_Data for this exercise:_
*** Begin section ***
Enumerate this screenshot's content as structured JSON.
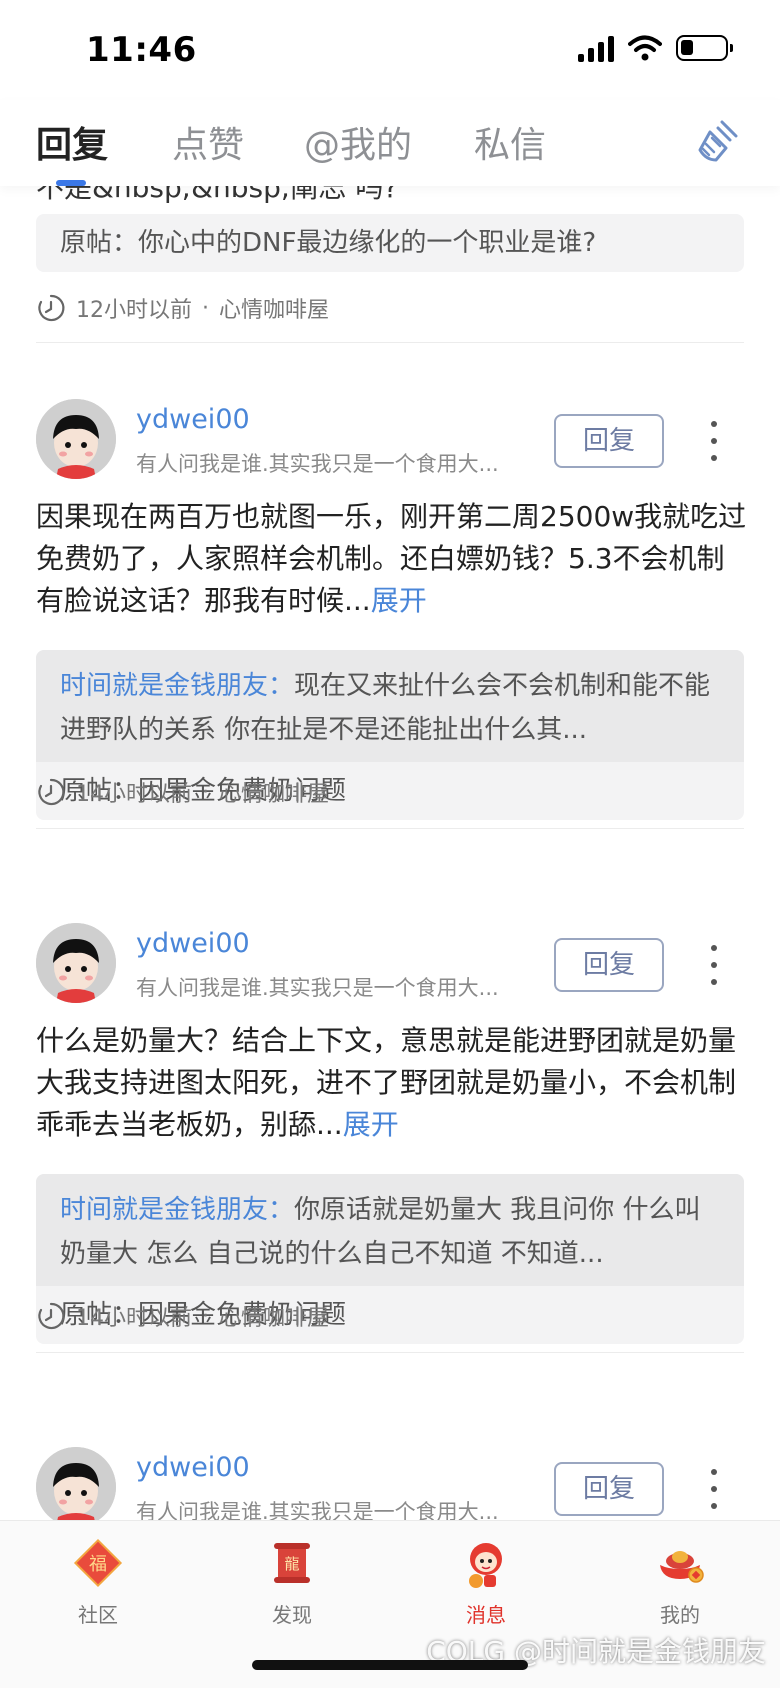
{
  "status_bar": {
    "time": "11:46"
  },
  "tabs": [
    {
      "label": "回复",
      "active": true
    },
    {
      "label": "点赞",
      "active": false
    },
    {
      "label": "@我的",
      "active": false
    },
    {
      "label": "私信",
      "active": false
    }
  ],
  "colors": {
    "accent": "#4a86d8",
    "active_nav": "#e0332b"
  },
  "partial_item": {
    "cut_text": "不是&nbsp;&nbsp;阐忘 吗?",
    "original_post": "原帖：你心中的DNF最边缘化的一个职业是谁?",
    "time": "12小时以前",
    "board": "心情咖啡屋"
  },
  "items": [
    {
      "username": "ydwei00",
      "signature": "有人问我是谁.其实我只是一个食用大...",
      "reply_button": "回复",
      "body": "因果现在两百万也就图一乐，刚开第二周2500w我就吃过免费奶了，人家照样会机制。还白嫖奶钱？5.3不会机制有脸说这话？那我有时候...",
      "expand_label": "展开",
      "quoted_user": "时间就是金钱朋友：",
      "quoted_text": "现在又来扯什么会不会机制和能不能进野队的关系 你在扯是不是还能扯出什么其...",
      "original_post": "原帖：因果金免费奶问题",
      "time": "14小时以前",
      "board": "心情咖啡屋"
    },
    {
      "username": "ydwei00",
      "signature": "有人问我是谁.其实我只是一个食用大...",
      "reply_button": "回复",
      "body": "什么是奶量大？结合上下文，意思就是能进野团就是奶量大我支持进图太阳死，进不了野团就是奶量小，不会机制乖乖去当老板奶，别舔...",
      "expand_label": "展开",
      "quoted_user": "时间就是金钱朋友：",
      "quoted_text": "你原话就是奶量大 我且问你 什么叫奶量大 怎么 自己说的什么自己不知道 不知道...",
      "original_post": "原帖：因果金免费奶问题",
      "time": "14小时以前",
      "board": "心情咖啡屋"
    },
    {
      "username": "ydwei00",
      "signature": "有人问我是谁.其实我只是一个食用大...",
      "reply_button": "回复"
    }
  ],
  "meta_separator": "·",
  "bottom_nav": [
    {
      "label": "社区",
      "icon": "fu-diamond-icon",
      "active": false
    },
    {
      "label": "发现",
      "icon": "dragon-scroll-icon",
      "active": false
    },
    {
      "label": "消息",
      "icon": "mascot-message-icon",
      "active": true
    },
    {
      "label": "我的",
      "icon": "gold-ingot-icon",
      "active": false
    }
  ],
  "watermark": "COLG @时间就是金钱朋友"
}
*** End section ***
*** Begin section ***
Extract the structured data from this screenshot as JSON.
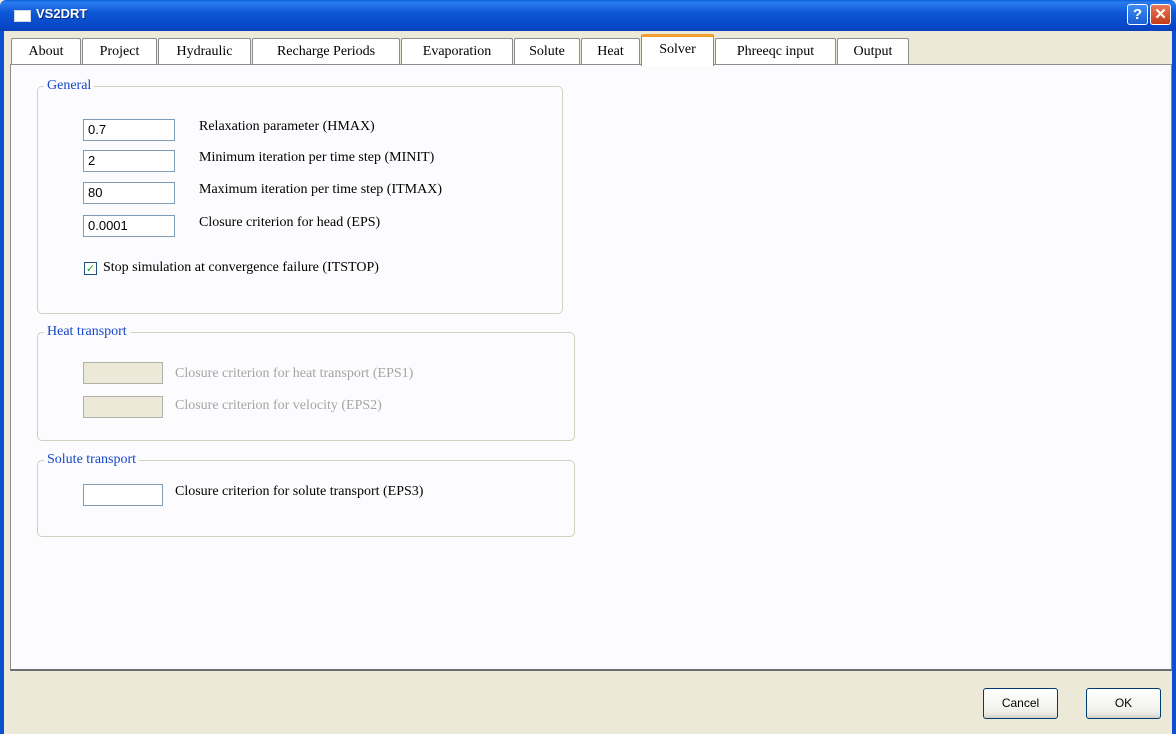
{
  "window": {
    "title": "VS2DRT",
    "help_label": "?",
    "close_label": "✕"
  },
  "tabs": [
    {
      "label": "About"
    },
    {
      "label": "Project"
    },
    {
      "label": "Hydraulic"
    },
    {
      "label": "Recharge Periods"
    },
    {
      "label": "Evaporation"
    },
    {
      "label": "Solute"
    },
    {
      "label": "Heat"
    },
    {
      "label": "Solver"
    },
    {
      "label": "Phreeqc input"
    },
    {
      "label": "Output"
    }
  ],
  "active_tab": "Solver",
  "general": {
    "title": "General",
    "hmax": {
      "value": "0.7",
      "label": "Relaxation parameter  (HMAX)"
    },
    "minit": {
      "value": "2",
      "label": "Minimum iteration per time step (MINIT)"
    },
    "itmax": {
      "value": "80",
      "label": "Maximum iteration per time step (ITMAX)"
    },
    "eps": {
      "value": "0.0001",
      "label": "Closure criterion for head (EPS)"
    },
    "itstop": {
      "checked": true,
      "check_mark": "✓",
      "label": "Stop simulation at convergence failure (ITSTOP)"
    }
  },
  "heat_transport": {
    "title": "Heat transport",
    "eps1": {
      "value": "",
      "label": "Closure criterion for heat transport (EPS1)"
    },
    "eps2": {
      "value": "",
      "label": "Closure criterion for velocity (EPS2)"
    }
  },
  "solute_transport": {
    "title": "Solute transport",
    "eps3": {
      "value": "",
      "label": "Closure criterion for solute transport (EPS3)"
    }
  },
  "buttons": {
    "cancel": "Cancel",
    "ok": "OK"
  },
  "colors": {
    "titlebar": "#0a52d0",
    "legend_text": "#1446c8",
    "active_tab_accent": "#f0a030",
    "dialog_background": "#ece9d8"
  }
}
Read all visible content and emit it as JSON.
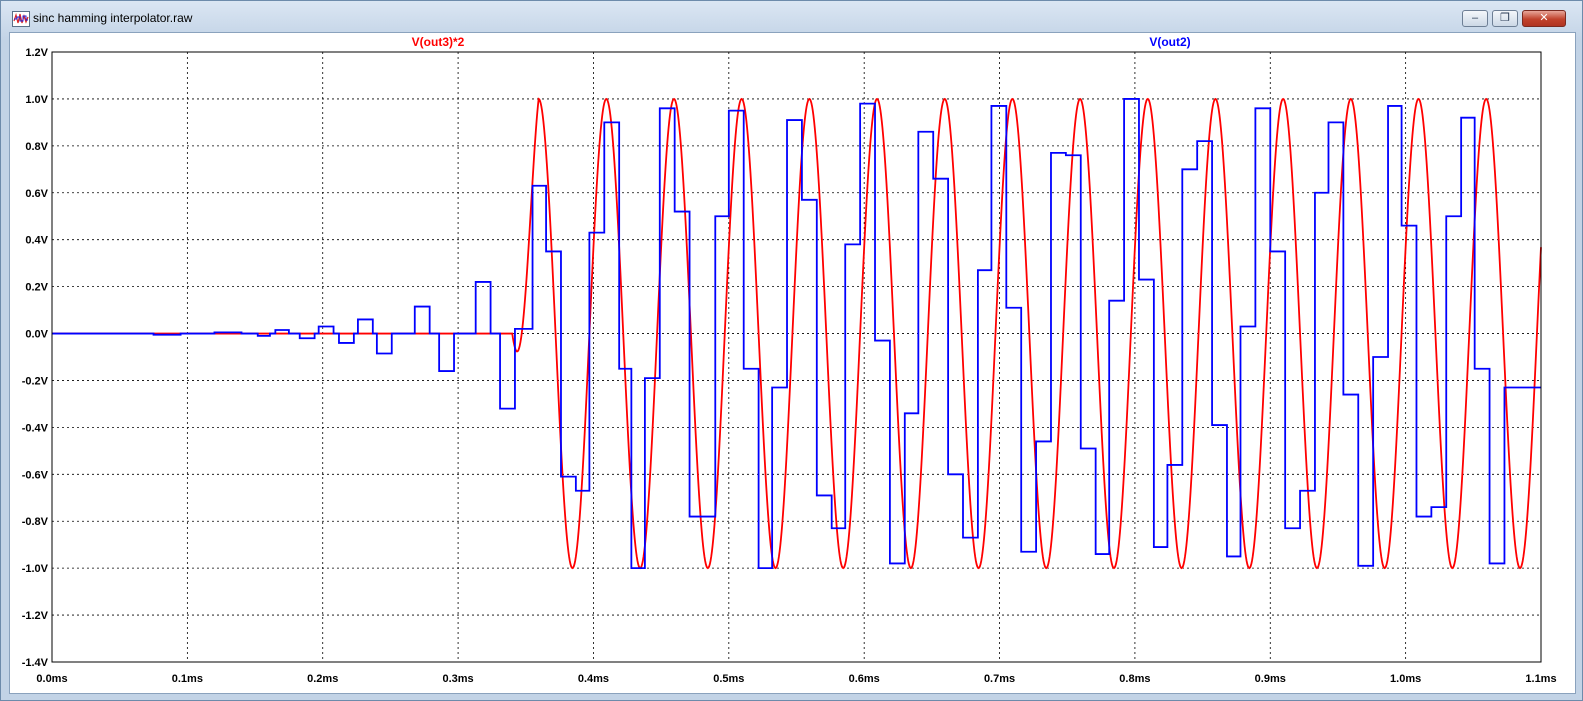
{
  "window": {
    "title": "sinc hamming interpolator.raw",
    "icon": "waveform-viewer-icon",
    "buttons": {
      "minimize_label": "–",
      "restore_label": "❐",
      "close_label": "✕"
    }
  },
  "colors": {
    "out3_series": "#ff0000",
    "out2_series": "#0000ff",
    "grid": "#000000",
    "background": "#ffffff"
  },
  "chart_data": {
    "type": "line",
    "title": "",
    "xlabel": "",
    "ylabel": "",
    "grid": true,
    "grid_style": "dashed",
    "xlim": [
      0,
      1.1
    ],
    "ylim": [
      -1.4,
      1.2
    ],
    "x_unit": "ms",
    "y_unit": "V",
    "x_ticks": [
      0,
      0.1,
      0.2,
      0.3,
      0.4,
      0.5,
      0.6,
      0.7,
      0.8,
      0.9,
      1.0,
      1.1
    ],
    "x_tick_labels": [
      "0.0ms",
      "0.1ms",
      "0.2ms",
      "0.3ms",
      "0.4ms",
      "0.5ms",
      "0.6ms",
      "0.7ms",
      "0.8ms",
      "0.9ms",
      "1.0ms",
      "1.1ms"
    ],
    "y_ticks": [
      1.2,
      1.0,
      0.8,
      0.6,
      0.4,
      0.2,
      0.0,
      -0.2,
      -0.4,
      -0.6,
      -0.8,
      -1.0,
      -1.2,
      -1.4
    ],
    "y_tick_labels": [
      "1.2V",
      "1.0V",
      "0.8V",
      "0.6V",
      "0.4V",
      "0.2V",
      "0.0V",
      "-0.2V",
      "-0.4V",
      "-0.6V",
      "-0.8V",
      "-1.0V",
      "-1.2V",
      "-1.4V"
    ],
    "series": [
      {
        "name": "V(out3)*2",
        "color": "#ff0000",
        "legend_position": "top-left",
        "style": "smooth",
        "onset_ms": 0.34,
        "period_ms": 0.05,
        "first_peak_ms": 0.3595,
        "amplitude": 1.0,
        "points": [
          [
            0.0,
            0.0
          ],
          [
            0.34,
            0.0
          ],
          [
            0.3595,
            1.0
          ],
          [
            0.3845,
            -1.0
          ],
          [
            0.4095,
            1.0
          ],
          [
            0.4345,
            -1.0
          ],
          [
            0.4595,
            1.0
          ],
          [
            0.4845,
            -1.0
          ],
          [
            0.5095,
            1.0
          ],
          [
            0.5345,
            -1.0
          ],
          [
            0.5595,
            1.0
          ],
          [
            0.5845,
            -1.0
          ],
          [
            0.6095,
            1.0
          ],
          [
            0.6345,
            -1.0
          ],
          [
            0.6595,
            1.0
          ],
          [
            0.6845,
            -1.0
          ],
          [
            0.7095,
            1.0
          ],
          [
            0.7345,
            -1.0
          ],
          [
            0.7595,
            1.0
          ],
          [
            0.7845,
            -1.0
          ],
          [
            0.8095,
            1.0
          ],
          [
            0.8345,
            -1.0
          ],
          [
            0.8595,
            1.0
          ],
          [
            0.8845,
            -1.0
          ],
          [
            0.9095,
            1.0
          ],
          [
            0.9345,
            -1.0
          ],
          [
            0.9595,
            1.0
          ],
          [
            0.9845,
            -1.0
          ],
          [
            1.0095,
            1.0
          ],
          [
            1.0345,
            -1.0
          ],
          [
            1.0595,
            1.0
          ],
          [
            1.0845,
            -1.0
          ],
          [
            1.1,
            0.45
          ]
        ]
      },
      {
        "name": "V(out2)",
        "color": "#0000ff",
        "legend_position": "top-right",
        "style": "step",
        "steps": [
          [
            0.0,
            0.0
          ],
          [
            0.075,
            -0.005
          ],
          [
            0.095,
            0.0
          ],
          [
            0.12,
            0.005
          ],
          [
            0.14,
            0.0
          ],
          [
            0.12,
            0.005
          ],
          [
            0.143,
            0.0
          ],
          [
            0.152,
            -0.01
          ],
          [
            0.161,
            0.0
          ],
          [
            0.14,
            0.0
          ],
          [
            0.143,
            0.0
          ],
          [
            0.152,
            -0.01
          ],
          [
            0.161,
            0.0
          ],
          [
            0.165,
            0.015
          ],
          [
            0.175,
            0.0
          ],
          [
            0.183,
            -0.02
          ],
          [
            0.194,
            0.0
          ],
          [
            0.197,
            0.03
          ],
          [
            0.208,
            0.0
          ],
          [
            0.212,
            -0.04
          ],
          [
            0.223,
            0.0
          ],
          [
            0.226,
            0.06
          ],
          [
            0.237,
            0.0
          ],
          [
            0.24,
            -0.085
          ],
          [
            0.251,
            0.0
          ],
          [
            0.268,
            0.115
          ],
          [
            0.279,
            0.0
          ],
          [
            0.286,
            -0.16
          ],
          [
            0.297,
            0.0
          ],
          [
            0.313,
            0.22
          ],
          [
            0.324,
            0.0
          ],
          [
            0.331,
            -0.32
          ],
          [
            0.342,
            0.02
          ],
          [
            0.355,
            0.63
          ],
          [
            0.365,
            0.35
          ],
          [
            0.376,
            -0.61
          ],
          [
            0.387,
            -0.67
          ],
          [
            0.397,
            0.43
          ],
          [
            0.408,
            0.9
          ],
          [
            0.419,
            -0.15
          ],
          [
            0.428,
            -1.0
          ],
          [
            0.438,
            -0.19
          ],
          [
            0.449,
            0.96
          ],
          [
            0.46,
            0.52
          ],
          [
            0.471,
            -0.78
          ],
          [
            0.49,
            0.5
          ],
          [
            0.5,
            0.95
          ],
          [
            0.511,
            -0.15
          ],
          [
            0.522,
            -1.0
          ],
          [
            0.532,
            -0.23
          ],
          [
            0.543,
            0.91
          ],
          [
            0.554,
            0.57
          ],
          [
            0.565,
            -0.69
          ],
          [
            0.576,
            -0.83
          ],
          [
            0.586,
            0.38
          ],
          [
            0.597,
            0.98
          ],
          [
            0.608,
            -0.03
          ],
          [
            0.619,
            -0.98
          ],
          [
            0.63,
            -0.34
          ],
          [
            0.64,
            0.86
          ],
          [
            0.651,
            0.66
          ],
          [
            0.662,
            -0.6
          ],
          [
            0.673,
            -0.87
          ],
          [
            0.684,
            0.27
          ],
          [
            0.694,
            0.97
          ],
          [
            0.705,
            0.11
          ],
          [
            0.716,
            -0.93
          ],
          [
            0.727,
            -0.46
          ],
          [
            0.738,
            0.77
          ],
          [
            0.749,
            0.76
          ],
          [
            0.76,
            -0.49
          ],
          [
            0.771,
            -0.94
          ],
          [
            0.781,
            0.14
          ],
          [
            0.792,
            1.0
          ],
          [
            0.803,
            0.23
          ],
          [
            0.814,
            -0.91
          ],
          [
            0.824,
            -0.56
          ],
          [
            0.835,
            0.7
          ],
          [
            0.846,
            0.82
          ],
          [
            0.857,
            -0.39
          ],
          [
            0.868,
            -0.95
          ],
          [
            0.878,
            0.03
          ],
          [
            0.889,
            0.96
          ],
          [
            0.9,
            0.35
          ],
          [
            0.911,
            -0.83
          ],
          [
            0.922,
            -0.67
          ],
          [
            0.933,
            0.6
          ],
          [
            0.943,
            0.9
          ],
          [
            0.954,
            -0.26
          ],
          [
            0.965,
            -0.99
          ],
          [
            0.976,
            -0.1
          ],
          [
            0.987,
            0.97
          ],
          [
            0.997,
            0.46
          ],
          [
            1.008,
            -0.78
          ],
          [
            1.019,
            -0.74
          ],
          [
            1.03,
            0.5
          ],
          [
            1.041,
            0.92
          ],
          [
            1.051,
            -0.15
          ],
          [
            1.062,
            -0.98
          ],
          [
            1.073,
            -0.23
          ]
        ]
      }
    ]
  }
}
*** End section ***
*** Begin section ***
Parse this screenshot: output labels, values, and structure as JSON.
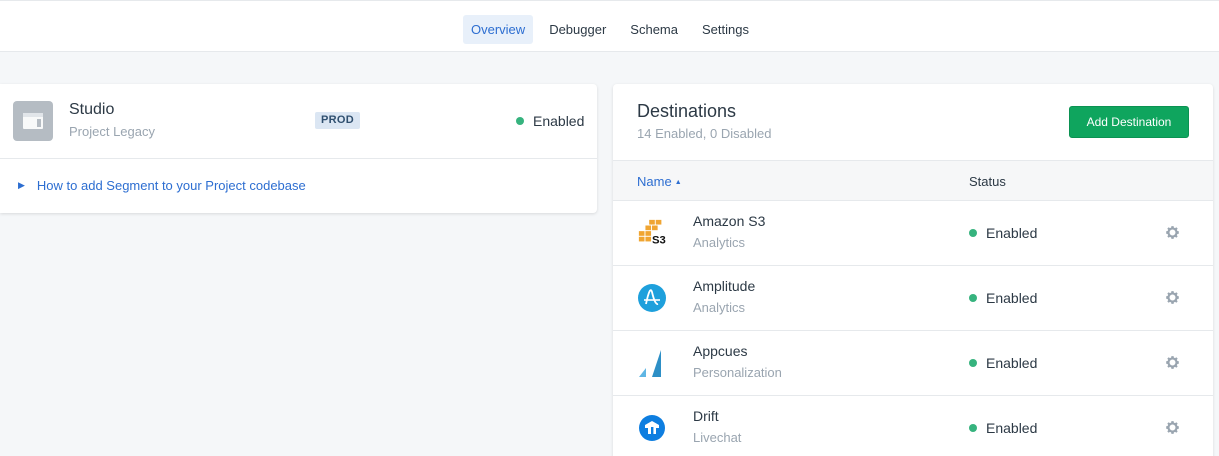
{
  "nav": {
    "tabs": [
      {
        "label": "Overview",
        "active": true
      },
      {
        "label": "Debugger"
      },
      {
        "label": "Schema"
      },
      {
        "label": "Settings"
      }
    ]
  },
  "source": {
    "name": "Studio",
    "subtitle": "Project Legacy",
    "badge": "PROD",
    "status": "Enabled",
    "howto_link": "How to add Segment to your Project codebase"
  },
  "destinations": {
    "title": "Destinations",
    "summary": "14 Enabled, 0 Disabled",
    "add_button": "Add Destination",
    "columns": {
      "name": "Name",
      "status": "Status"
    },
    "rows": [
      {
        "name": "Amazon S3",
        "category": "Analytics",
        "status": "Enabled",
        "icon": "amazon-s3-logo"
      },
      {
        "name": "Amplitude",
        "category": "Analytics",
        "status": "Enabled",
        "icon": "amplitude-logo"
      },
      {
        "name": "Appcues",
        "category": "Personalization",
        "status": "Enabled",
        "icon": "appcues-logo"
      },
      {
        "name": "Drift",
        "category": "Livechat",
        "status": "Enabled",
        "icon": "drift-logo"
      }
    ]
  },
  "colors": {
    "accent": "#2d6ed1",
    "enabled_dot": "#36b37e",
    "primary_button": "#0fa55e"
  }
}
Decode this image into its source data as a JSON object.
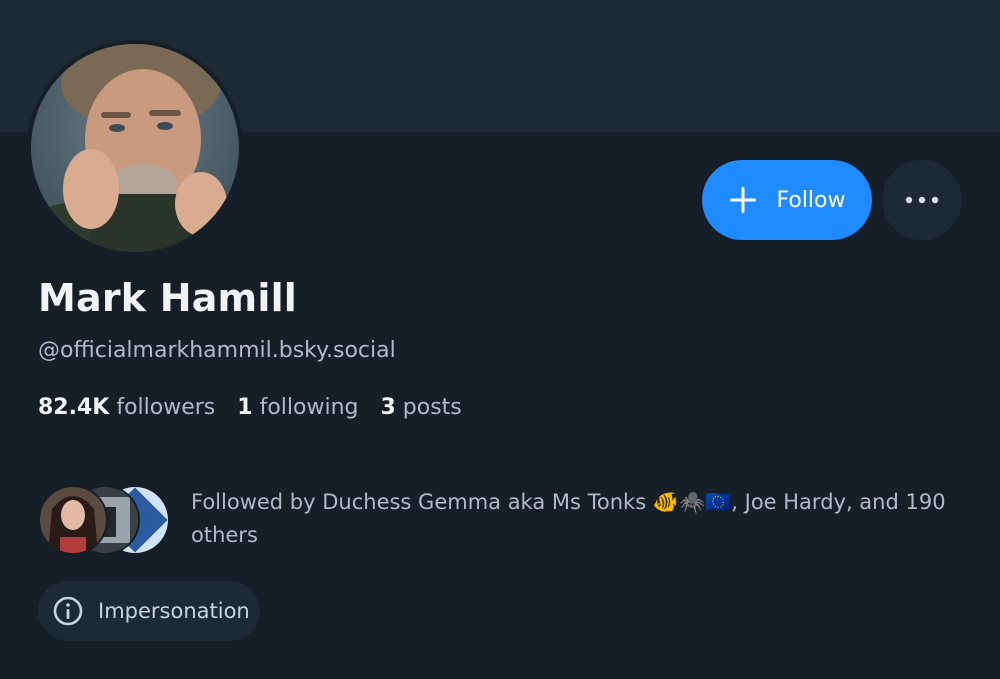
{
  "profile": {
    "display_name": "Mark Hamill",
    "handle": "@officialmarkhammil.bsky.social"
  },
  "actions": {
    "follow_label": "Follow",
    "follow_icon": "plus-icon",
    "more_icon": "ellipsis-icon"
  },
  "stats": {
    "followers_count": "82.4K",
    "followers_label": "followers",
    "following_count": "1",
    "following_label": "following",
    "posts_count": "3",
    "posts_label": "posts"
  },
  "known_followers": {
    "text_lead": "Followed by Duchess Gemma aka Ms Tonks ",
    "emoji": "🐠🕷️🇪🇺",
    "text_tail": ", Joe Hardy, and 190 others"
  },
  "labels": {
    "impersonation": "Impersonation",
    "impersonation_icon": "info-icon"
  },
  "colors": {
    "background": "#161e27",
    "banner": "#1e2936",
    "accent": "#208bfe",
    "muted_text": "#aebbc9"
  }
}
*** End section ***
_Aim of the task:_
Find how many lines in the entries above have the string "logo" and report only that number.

_Answer for this exercise:_
4